Data section.
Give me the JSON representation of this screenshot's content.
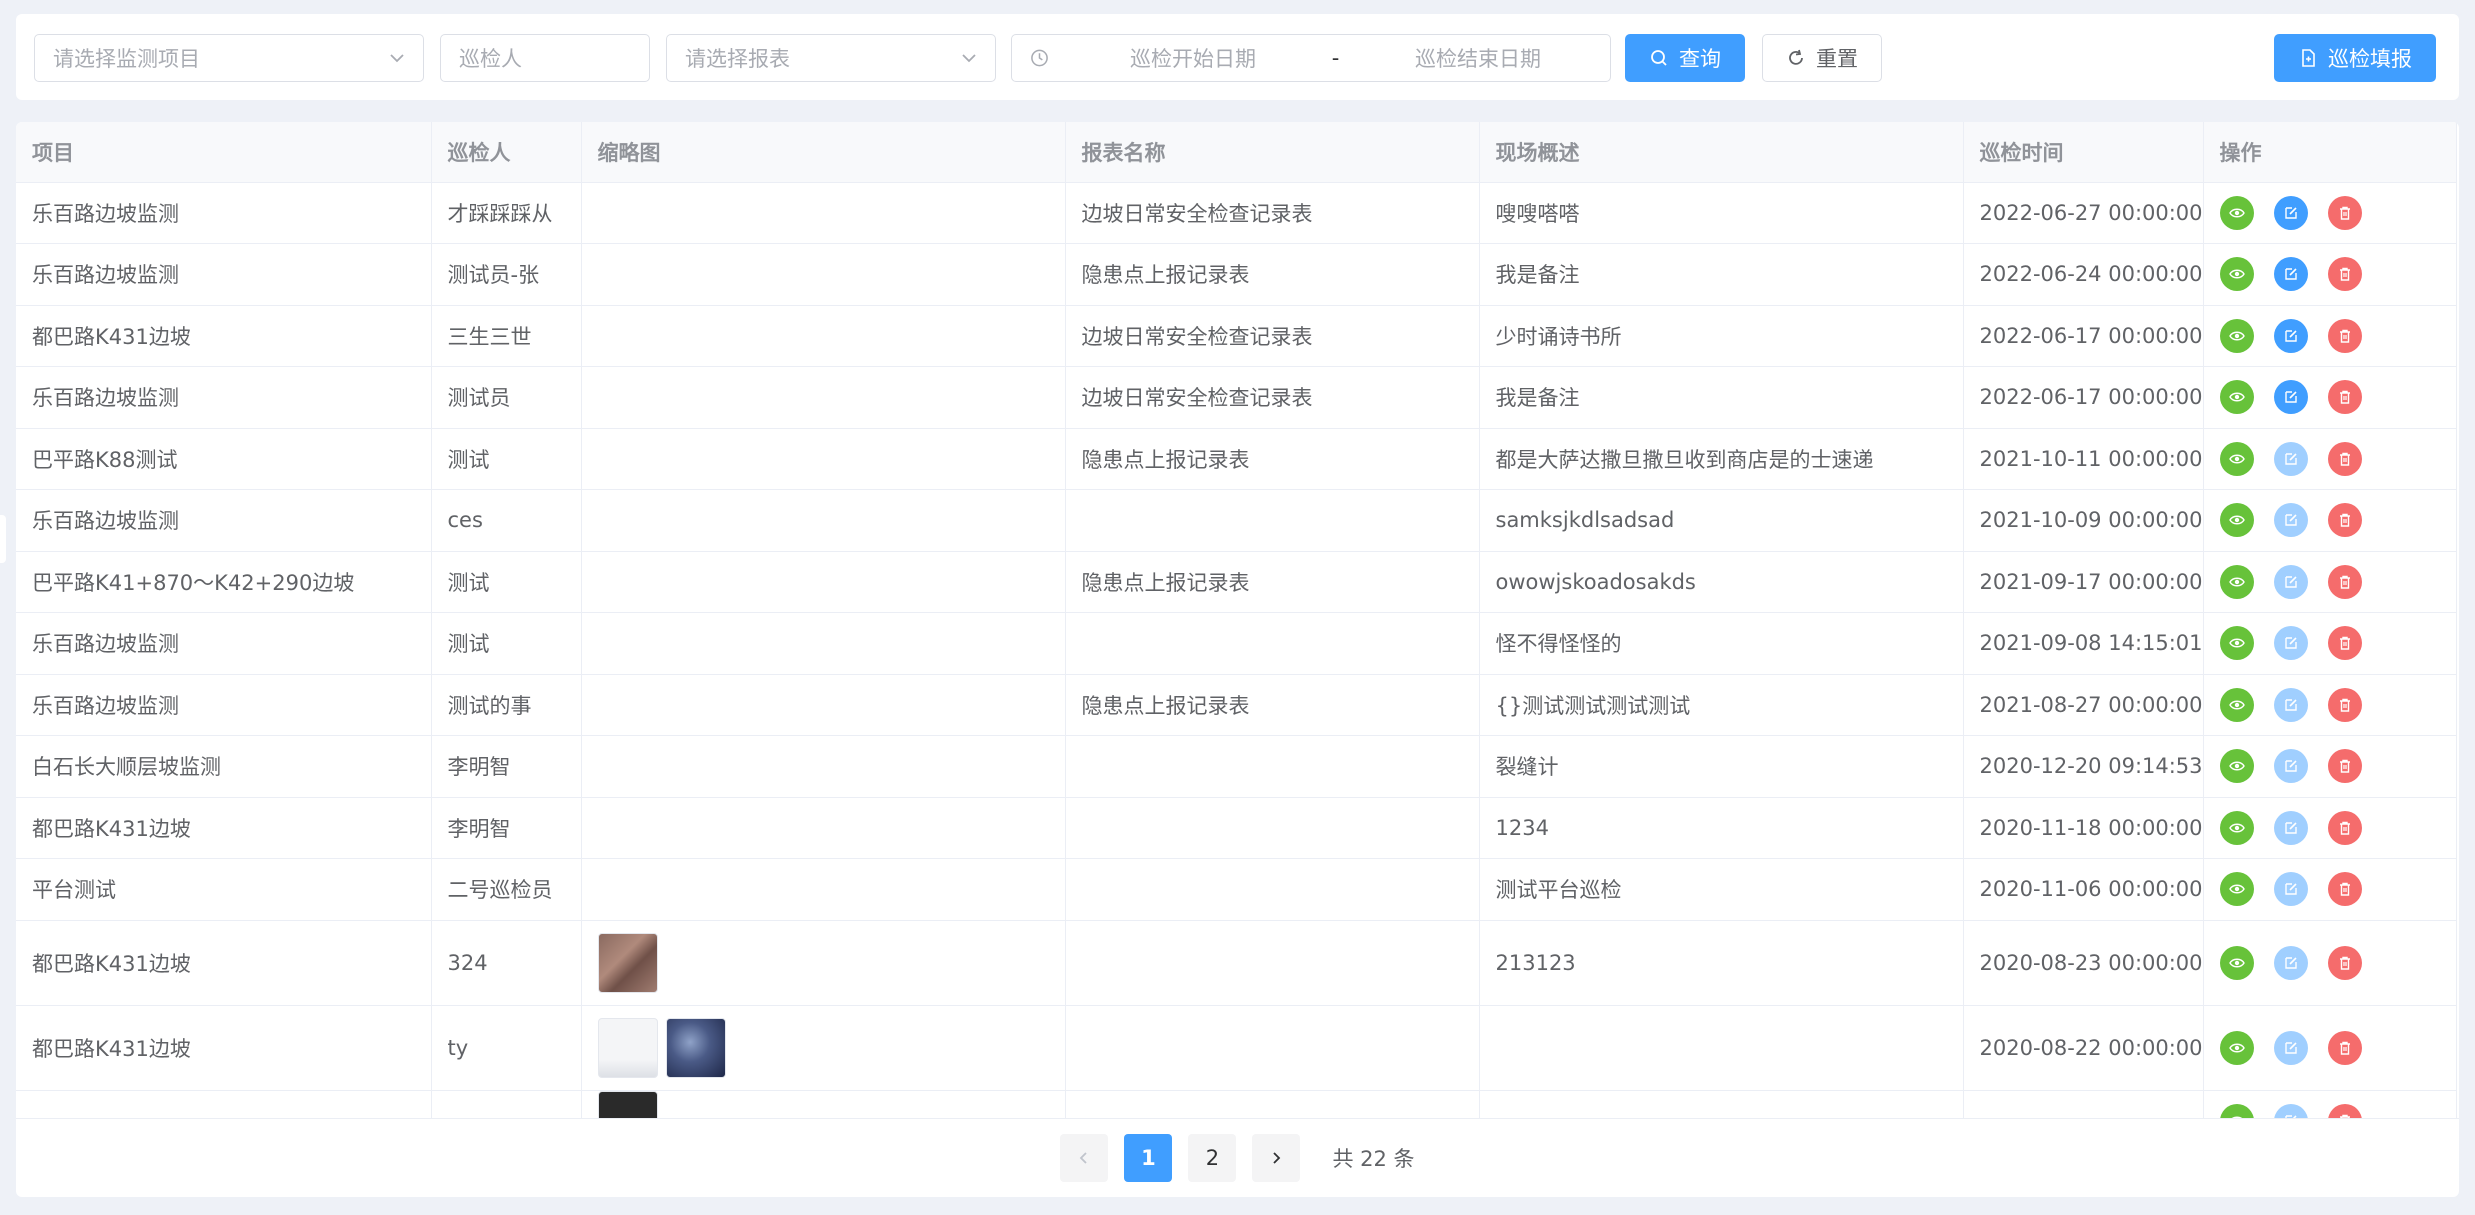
{
  "filters": {
    "project_placeholder": "请选择监测项目",
    "inspector_placeholder": "巡检人",
    "report_placeholder": "请选择报表",
    "start_date_placeholder": "巡检开始日期",
    "date_separator": "-",
    "end_date_placeholder": "巡检结束日期",
    "query_label": "查询",
    "reset_label": "重置",
    "fill_label": "巡检填报"
  },
  "table": {
    "columns": [
      "项目",
      "巡检人",
      "缩略图",
      "报表名称",
      "现场概述",
      "巡检时间",
      "操作"
    ],
    "rows": [
      {
        "project": "乐百路边坡监测",
        "inspector": "才踩踩踩从",
        "report": "边坡日常安全检查记录表",
        "summary": "嗖嗖嗒嗒",
        "time": "2022-06-27 00:00:00",
        "editable": true
      },
      {
        "project": "乐百路边坡监测",
        "inspector": "测试员-张",
        "report": "隐患点上报记录表",
        "summary": "我是备注",
        "time": "2022-06-24 00:00:00",
        "editable": true
      },
      {
        "project": "都巴路K431边坡",
        "inspector": "三生三世",
        "report": "边坡日常安全检查记录表",
        "summary": "少时诵诗书所",
        "time": "2022-06-17 00:00:00",
        "editable": true
      },
      {
        "project": "乐百路边坡监测",
        "inspector": "测试员",
        "report": "边坡日常安全检查记录表",
        "summary": "我是备注",
        "time": "2022-06-17 00:00:00",
        "editable": true
      },
      {
        "project": "巴平路K88测试",
        "inspector": "测试",
        "report": "隐患点上报记录表",
        "summary": "都是大萨达撒旦撒旦收到商店是的士速递",
        "time": "2021-10-11 00:00:00",
        "editable": false
      },
      {
        "project": "乐百路边坡监测",
        "inspector": "ces",
        "report": "",
        "summary": "samksjkdlsadsad",
        "time": "2021-10-09 00:00:00",
        "editable": false
      },
      {
        "project": "巴平路K41+870～K42+290边坡",
        "inspector": "测试",
        "report": "隐患点上报记录表",
        "summary": "owowjskoadosakds",
        "time": "2021-09-17 00:00:00",
        "editable": false
      },
      {
        "project": "乐百路边坡监测",
        "inspector": "测试",
        "report": "",
        "summary": "怪不得怪怪的",
        "time": "2021-09-08 14:15:01",
        "editable": false
      },
      {
        "project": "乐百路边坡监测",
        "inspector": "测试的事",
        "report": "隐患点上报记录表",
        "summary": "{}测试测试测试测试",
        "time": "2021-08-27 00:00:00",
        "editable": false
      },
      {
        "project": "白石长大顺层坡监测",
        "inspector": "李明智",
        "report": "",
        "summary": "裂缝计",
        "time": "2020-12-20 09:14:53",
        "editable": false
      },
      {
        "project": "都巴路K431边坡",
        "inspector": "李明智",
        "report": "",
        "summary": "1234",
        "time": "2020-11-18 00:00:00",
        "editable": false
      },
      {
        "project": "平台测试",
        "inspector": "二号巡检员",
        "report": "",
        "summary": "测试平台巡检",
        "time": "2020-11-06 00:00:00",
        "editable": false
      },
      {
        "project": "都巴路K431边坡",
        "inspector": "324",
        "report": "",
        "summary": "213123",
        "time": "2020-08-23 00:00:00",
        "editable": false,
        "thumbs": [
          "brown"
        ]
      },
      {
        "project": "都巴路K431边坡",
        "inspector": "ty",
        "report": "",
        "summary": "",
        "time": "2020-08-22 00:00:00",
        "editable": false,
        "thumbs": [
          "white",
          "space"
        ]
      }
    ]
  },
  "pagination": {
    "pages": [
      "1",
      "2"
    ],
    "current": "1",
    "total_text": "共 22 条"
  },
  "colors": {
    "primary": "#409eff",
    "view": "#67c23a",
    "edit": "#409eff",
    "edit_disabled": "#a0cfff",
    "delete": "#f56c6c"
  }
}
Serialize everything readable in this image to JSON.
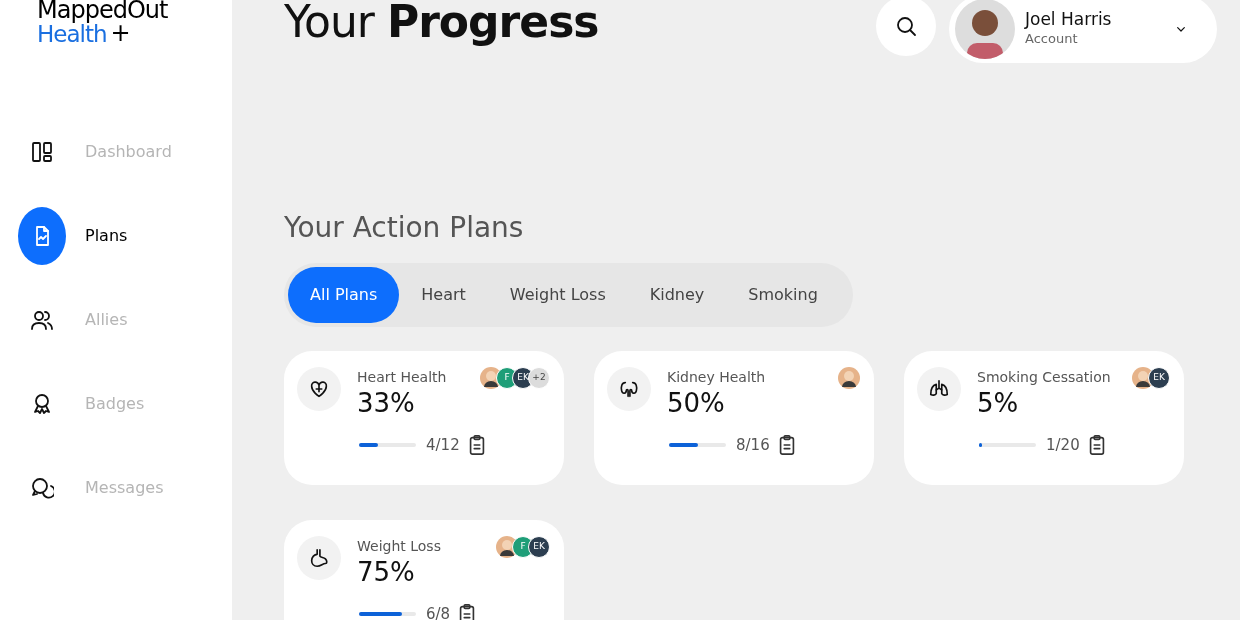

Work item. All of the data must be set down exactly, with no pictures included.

Reply to the exercise.
Give me the JSON representation of this screenshot's content.
{
  "filters": {
    "project_placeholder": "请选择监测项目",
    "inspector_placeholder": "巡检人",
    "report_placeholder": "请选择报表",
    "start_date_placeholder": "巡检开始日期",
    "date_separator": "-",
    "end_date_placeholder": "巡检结束日期",
    "query_label": "查询",
    "reset_label": "重置",
    "fill_label": "巡检填报"
  },
  "table": {
    "columns": [
      "项目",
      "巡检人",
      "缩略图",
      "报表名称",
      "现场概述",
      "巡检时间",
      "操作"
    ],
    "rows": [
      {
        "project": "乐百路边坡监测",
        "inspector": "才踩踩踩从",
        "report": "边坡日常安全检查记录表",
        "summary": "嗖嗖嗒嗒",
        "time": "2022-06-27 00:00:00",
        "editable": true
      },
      {
        "project": "乐百路边坡监测",
        "inspector": "测试员-张",
        "report": "隐患点上报记录表",
        "summary": "我是备注",
        "time": "2022-06-24 00:00:00",
        "editable": true
      },
      {
        "project": "都巴路K431边坡",
        "inspector": "三生三世",
        "report": "边坡日常安全检查记录表",
        "summary": "少时诵诗书所",
        "time": "2022-06-17 00:00:00",
        "editable": true
      },
      {
        "project": "乐百路边坡监测",
        "inspector": "测试员",
        "report": "边坡日常安全检查记录表",
        "summary": "我是备注",
        "time": "2022-06-17 00:00:00",
        "editable": true
      },
      {
        "project": "巴平路K88测试",
        "inspector": "测试",
        "report": "隐患点上报记录表",
        "summary": "都是大萨达撒旦撒旦收到商店是的士速递",
        "time": "2021-10-11 00:00:00",
        "editable": false
      },
      {
        "project": "乐百路边坡监测",
        "inspector": "ces",
        "report": "",
        "summary": "samksjkdlsadsad",
        "time": "2021-10-09 00:00:00",
        "editable": false
      },
      {
        "project": "巴平路K41+870～K42+290边坡",
        "inspector": "测试",
        "report": "隐患点上报记录表",
        "summary": "owowjskoadosakds",
        "time": "2021-09-17 00:00:00",
        "editable": false
      },
      {
        "project": "乐百路边坡监测",
        "inspector": "测试",
        "report": "",
        "summary": "怪不得怪怪的",
        "time": "2021-09-08 14:15:01",
        "editable": false
      },
      {
        "project": "乐百路边坡监测",
        "inspector": "测试的事",
        "report": "隐患点上报记录表",
        "summary": "{}测试测试测试测试",
        "time": "2021-08-27 00:00:00",
        "editable": false
      },
      {
        "project": "白石长大顺层坡监测",
        "inspector": "李明智",
        "report": "",
        "summary": "裂缝计",
        "time": "2020-12-20 09:14:53",
        "editable": false
      },
      {
        "project": "都巴路K431边坡",
        "inspector": "李明智",
        "report": "",
        "summary": "1234",
        "time": "2020-11-18 00:00:00",
        "editable": false
      },
      {
        "project": "平台测试",
        "inspector": "二号巡检员",
        "report": "",
        "summary": "测试平台巡检",
        "time": "2020-11-06 00:00:00",
        "editable": false
      },
      {
        "project": "都巴路K431边坡",
        "inspector": "324",
        "report": "",
        "summary": "213123",
        "time": "2020-08-23 00:00:00",
        "editable": false,
        "thumbs": [
          "brown"
        ]
      },
      {
        "project": "都巴路K431边坡",
        "inspector": "ty",
        "report": "",
        "summary": "",
        "time": "2020-08-22 00:00:00",
        "editable": false,
        "thumbs": [
          "white",
          "space"
        ]
      }
    ]
  },
  "pagination": {
    "pages": [
      "1",
      "2"
    ],
    "current": "1",
    "total_text": "共 22 条"
  },
  "colors": {
    "primary": "#409eff",
    "view": "#67c23a",
    "edit": "#409eff",
    "edit_disabled": "#a0cfff",
    "delete": "#f56c6c"
  }
}
Serialize everything readable in this image to JSON.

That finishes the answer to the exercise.